**Directions for this task**
When every entry has been read, print each one back exactly.

*** Material for the task ***

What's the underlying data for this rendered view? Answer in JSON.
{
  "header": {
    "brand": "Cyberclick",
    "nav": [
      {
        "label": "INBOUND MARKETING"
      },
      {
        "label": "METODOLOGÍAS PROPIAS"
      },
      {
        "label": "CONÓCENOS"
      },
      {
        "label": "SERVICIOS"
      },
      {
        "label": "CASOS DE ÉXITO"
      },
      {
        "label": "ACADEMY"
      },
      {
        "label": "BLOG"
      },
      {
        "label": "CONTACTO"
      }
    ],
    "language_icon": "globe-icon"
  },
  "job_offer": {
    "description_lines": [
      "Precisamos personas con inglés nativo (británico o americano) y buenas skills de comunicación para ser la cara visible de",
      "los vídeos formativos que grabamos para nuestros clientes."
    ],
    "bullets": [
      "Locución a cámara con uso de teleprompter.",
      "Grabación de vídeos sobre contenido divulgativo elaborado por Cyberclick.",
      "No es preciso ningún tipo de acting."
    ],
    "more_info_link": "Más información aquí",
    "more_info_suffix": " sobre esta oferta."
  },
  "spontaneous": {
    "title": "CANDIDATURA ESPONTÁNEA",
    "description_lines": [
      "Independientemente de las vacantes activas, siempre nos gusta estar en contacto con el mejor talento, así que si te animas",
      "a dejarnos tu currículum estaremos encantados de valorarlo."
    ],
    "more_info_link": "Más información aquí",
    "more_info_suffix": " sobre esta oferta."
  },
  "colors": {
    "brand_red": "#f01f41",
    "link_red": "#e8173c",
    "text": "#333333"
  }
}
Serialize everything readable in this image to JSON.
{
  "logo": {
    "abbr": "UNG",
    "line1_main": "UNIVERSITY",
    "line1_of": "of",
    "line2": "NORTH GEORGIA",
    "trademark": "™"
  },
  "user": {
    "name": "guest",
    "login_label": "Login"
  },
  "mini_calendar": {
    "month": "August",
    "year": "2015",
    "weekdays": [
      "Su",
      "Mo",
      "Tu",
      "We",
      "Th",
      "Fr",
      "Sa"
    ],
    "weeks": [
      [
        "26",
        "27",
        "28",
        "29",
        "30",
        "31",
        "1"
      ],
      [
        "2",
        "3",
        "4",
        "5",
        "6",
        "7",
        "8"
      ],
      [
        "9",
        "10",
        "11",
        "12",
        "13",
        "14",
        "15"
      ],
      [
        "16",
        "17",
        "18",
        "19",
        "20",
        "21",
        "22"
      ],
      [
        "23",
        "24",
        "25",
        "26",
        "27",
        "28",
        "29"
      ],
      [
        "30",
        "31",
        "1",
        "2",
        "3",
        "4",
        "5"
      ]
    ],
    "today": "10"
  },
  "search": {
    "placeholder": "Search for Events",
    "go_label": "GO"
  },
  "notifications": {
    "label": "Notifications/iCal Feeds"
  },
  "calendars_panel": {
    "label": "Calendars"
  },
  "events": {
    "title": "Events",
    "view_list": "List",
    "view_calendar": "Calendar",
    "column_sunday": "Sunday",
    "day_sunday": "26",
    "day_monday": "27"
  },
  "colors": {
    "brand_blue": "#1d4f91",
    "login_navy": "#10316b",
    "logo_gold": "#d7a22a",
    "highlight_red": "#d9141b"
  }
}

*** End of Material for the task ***

**Response for this exercise**
What's the underlying data for this rendered view? Answer in JSON.
{
  "header": {
    "brand": "Cyberclick",
    "nav": [
      {
        "label": "INBOUND MARKETING"
      },
      {
        "label": "METODOLOGÍAS PROPIAS"
      },
      {
        "label": "CONÓCENOS"
      },
      {
        "label": "SERVICIOS"
      },
      {
        "label": "CASOS DE ÉXITO"
      },
      {
        "label": "ACADEMY"
      },
      {
        "label": "BLOG"
      },
      {
        "label": "CONTACTO"
      }
    ],
    "language_icon": "globe-icon"
  },
  "job_offer": {
    "description_lines": [
      "Precisamos personas con inglés nativo (británico o americano) y buenas skills de comunicación para ser la cara visible de",
      "los vídeos formativos que grabamos para nuestros clientes."
    ],
    "bullets": [
      "Locución a cámara con uso de teleprompter.",
      "Grabación de vídeos sobre contenido divulgativo elaborado por Cyberclick.",
      "No es preciso ningún tipo de acting."
    ],
    "more_info_link": "Más información aquí",
    "more_info_suffix": " sobre esta oferta."
  },
  "spontaneous": {
    "title": "CANDIDATURA ESPONTÁNEA",
    "description_lines": [
      "Independientemente de las vacantes activas, siempre nos gusta estar en contacto con el mejor talento, así que si te animas",
      "a dejarnos tu currículum estaremos encantados de valorarlo."
    ],
    "more_info_link": "Más información aquí",
    "more_info_suffix": " sobre esta oferta."
  },
  "colors": {
    "brand_red": "#f01f41",
    "link_red": "#e8173c",
    "text": "#333333"
  }
}
Serialize everything readable in this image to JSON.
{
  "logo": {
    "abbr": "UNG",
    "line1_main": "UNIVERSITY",
    "line1_of": "of",
    "line2": "NORTH GEORGIA",
    "trademark": "™"
  },
  "user": {
    "name": "guest",
    "login_label": "Login"
  },
  "mini_calendar": {
    "month": "August",
    "year": "2015",
    "weekdays": [
      "Su",
      "Mo",
      "Tu",
      "We",
      "Th",
      "Fr",
      "Sa"
    ],
    "weeks": [
      [
        "26",
        "27",
        "28",
        "29",
        "30",
        "31",
        "1"
      ],
      [
        "2",
        "3",
        "4",
        "5",
        "6",
        "7",
        "8"
      ],
      [
        "9",
        "10",
        "11",
        "12",
        "13",
        "14",
        "15"
      ],
      [
        "16",
        "17",
        "18",
        "19",
        "20",
        "21",
        "22"
      ],
      [
        "23",
        "24",
        "25",
        "26",
        "27",
        "28",
        "29"
      ],
      [
        "30",
        "31",
        "1",
        "2",
        "3",
        "4",
        "5"
      ]
    ],
    "today": "10"
  },
  "search": {
    "placeholder": "Search for Events",
    "go_label": "GO"
  },
  "notifications": {
    "label": "Notifications/iCal Feeds"
  },
  "calendars_panel": {
    "label": "Calendars"
  },
  "events": {
    "title": "Events",
    "view_list": "List",
    "view_calendar": "Calendar",
    "column_sunday": "Sunday",
    "day_sunday": "26",
    "day_monday": "27"
  },
  "colors": {
    "brand_blue": "#1d4f91",
    "login_navy": "#10316b",
    "logo_gold": "#d7a22a",
    "highlight_red": "#d9141b"
  }
}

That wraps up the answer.